FILE - This July 22, 2014 file photo shows Veterans Affairs Secretary nominee Robert McDonald testifying on Capitol Hill in Washington. House and Senate negotiators have approved a $17 billion compromise bill to overhaul the Department of Veterans Affairs and reform a program scandalized by …
House Veterans’ Affairs Chairman Jeff Miller, R-Fla., joined by Speaker of the House John Boehner of Ohio, left, and incoming Majority Leader Rep. Kevin McCarthy, R-Calif., right, speaks to reporters on Capitol Hill in Washington, Tuesday, July 29, 2014, about a compromise bill to help veter…
Senate Veterans’ Affairs Committee Chairman Sen. Bernie Sanders, I-Vt., right and House Veterans’ Affairs Committee Chairman Rep. Jeff Miller, R-Fla., take the stairs to a news conference on Capitol Hill, in Washington, Monday, July 28, 2014, about a bipartisan deal to improve veterans' heal…
FILE - In this July 2, 2014, file photo, Federal Reserve Chair Janet Yellen speaks at the International Monetary Fund in Washington. The Federal Reserve is widely expected to make sixth reduction in bond purchases Wednesday, July 30, 2014. (AP Photo/Susan Walsh, File)

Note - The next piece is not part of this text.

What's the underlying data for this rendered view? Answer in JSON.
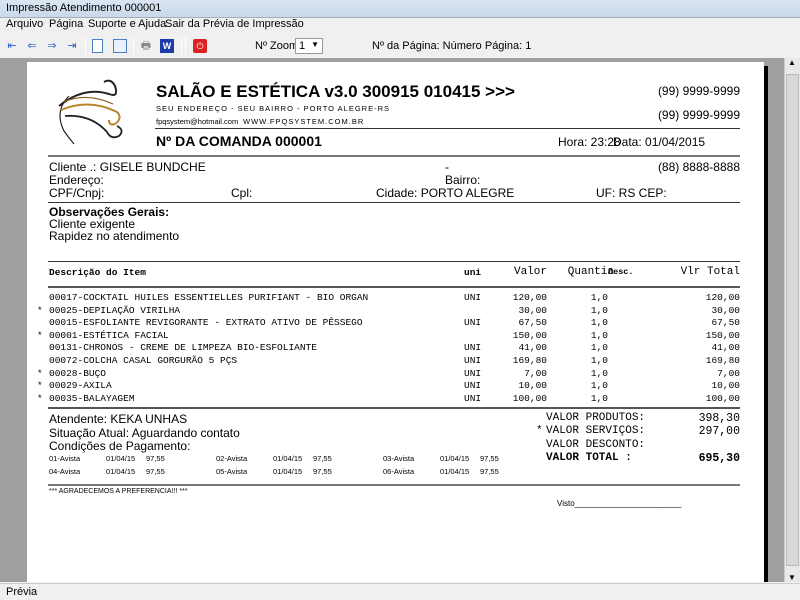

MOSCOW — U.S. and European sanctions against Russia’s energy and finance sectors are strong enough to cause deep, long-lasting damage within months unless Moscow persuades the West to repeal them by withdrawing support for Ukrainian insurgents.